Labeling theory says that people are assigned a label based on what they do, say, and how they appear. Therefore, the appearance of a person can be enough to label him/her as deviant, conformist, a delinquent, obedient, and so on. According to the experts who support this theory, if it is a figure of power the one that assigns the label (parents, teachers, etc.), there is a tendency for labeled people to see themselves as such and act accordingly.

Teachers’ interactions with students will be influenced by the label or definition of the student’s behavior, which is verbally and nonverbally communicated. Teachers can, for example, give more encouragement to those students they consider brilliant. This will cause that student’s self-concept to be shaped by the teacher’s expectations, seeing himself/herself as, brilliant, boring, or passive (in other cases), acting accordingly. This would be the theory of self-fulfilling prophecies applied to this context.

That is why a good understanding of communication, verbal and nonverbal, of students and teachers is so important.

The author highlights several nonverbal cues to which he considers that teachers should pay special attention.

Artifacts are nonverbal communication items consisting of clothing, makeup, glasses, accessories, jewelry, and so on. They are elements of the person’s appearance. Efforts are made in the school environment to unify these artifacts through policies such as wearing a uniform. In this way, they try to eliminate negative impressions, segregation, or inequalities, and instill discipline. But equally, if we take a close look at the students and teachers, we can still infer a few things about their person.

For example, a student can communicate through this way his disposition towards a certain youth subculture. It can also reflect his/her sense of discipline or his/her willingness to engage in a violent act. The way students roll up their sleeves, where they put their belts or pants, the level at which the shirt is buttoned… can say a lot about them.

Prosody is also a very interesting aspect. We refer to the voice, volume, rate of speech, pauses or sighs of the speaker. It can provide a rich source of information for the teacher, heads of studies, and all school staff who want to avoid violence in it.

Prosody can represent the temperament of students and teaching staff.

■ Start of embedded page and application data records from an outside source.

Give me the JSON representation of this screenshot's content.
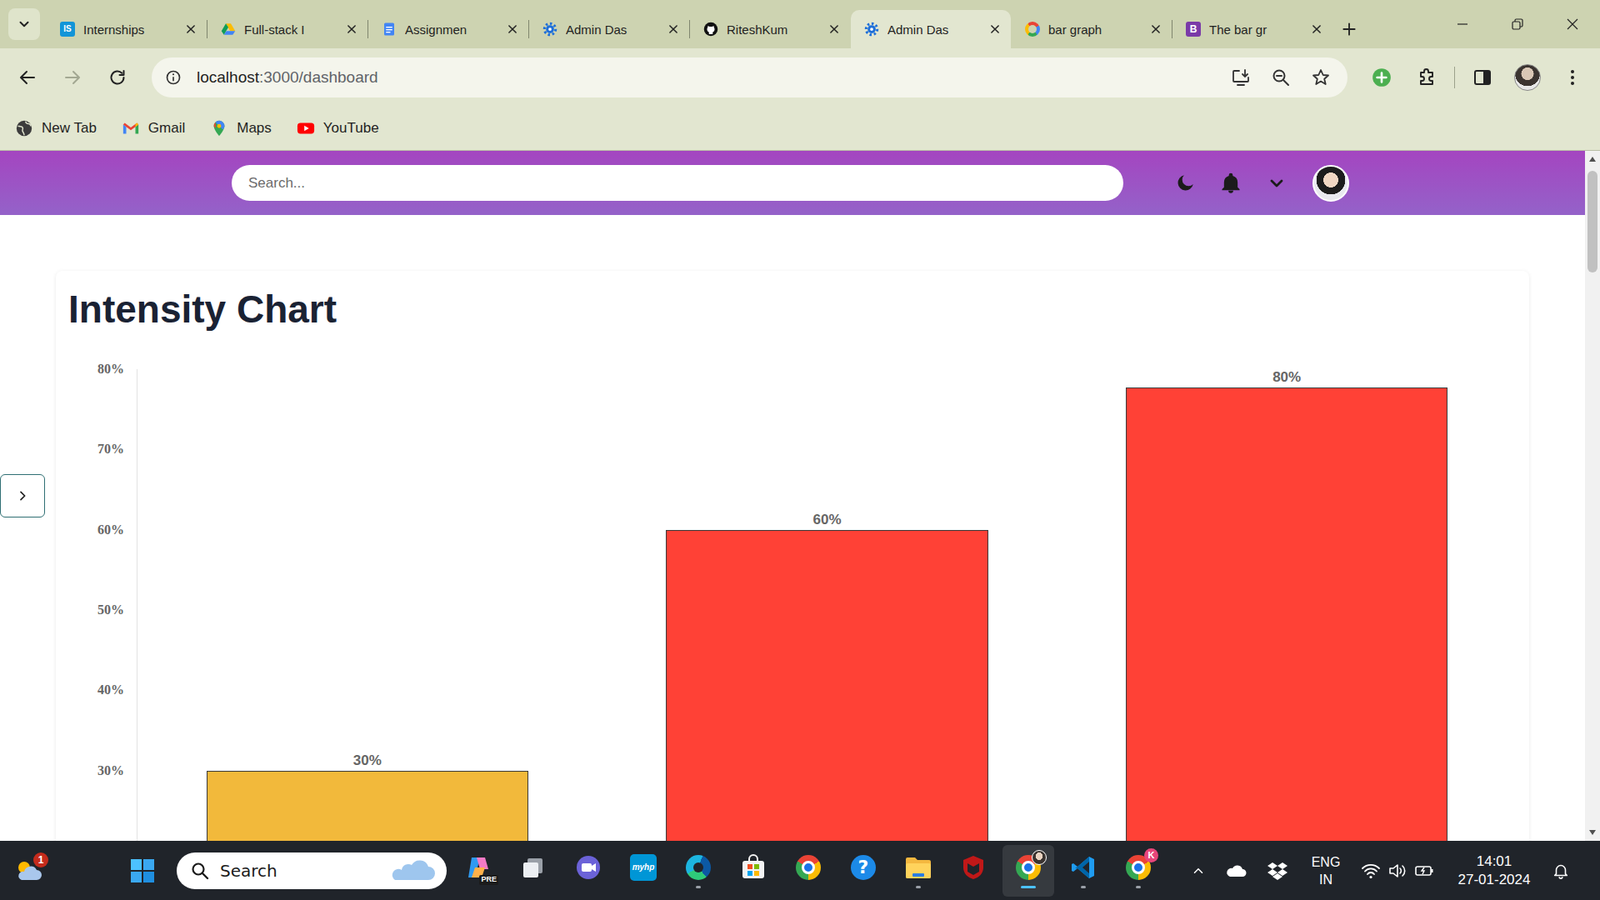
{
  "browser": {
    "tabs": [
      {
        "label": "Internships",
        "kind": "internshala",
        "favicon_text": "IS",
        "selected": false
      },
      {
        "label": "Full-stack I",
        "kind": "drive",
        "selected": false
      },
      {
        "label": "Assignmen",
        "kind": "docs",
        "selected": false
      },
      {
        "label": "Admin Das",
        "kind": "admin",
        "selected": false
      },
      {
        "label": "RiteshKum",
        "kind": "github",
        "selected": false
      },
      {
        "label": "Admin Das",
        "kind": "admin",
        "selected": true
      },
      {
        "label": "bar graph",
        "kind": "google",
        "selected": false
      },
      {
        "label": "The bar gr",
        "kind": "letter",
        "favicon_text": "B",
        "selected": false
      }
    ],
    "forward_disabled": true,
    "address": {
      "host": "localhost",
      "path": ":3000/dashboard"
    },
    "bookmarks": [
      {
        "label": "New Tab",
        "kind": "globe"
      },
      {
        "label": "Gmail",
        "kind": "gmail"
      },
      {
        "label": "Maps",
        "kind": "maps"
      },
      {
        "label": "YouTube",
        "kind": "youtube"
      }
    ]
  },
  "page": {
    "search": {
      "placeholder": "Search..."
    },
    "chart": {
      "title": "Intensity Chart",
      "y_ticks": [
        "80%",
        "70%",
        "60%",
        "50%",
        "40%",
        "30%"
      ],
      "y_max": 80,
      "series": [
        {
          "values": [
            30,
            60,
            80
          ],
          "labels": [
            "30%",
            "60%",
            "80%"
          ],
          "colors": [
            "#f2b93b",
            "#ff4136",
            "#ff4136"
          ]
        }
      ]
    }
  },
  "taskbar": {
    "weather_badge": "1",
    "search": {
      "placeholder": "Search"
    },
    "apps": [
      {
        "kind": "copilot",
        "badge": "PRE",
        "running": false,
        "selected": false
      },
      {
        "kind": "taskview",
        "running": false,
        "selected": false
      },
      {
        "kind": "chat",
        "running": false,
        "selected": false
      },
      {
        "kind": "myhp",
        "text": "myhp",
        "running": false,
        "selected": false
      },
      {
        "kind": "edge",
        "running": true,
        "selected": false
      },
      {
        "kind": "store",
        "running": false,
        "selected": false
      },
      {
        "kind": "chrome",
        "running": false,
        "selected": false
      },
      {
        "kind": "help",
        "text": "?",
        "running": false,
        "selected": false
      },
      {
        "kind": "files",
        "running": true,
        "selected": false
      },
      {
        "kind": "mcafee",
        "running": false,
        "selected": false
      },
      {
        "kind": "chrome-profile",
        "running": true,
        "selected": true
      },
      {
        "kind": "vscode",
        "running": true,
        "selected": false
      },
      {
        "kind": "chrome-badge",
        "badge": "K",
        "running": true,
        "selected": false
      }
    ],
    "tray": {
      "language": "ENG",
      "region": "IN",
      "time": "14:01",
      "date": "27-01-2024"
    }
  }
}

Teachers can decode what a student’s level of aggressiveness is through prosody; just like school administrators can decode how their employees handle their emotions at school.

This channel informs listeners nonverbally about the emotional needs of the speaker. The teacher can detect if a student or another teacher is emotionally stable simply by listening to them speak.

We also have proxemics, which is the use of social and personal space when we are communicating. The way the student sits, moves his/her hands, his/her face, can show his/her interest in what he/she is listening to. Thus, the teacher can assess the eagerness of his students to, for example, learn.

The fact that schools do not correctly decode a series of nonverbal messages within their environments can generate conflicts and violence in them.

Unread negative nonverbal messages can cause conflicts that hinder social interaction. Many students are isolated and harassed at school because they do not integrate in the school as the others.

Unfortunately, a student can be very quiet, reserved and passive in class, not because that is his/her personality, but because he/she finds it difficult to place himself/herself among his/her peers. A teacher who is not aware of this may misclassify the student as passive and therefore neglect him/her. In addition, it could affect the student’s self-concept.

The conclusion we get is that nonverbal elements cannot be ignored in school and they need the same attention as verbal ones. This type of communication can improve the well-being of students and teachers and, as such, resources should be dedicated to its study.


Write A Comment

NonVerbal Communication Blog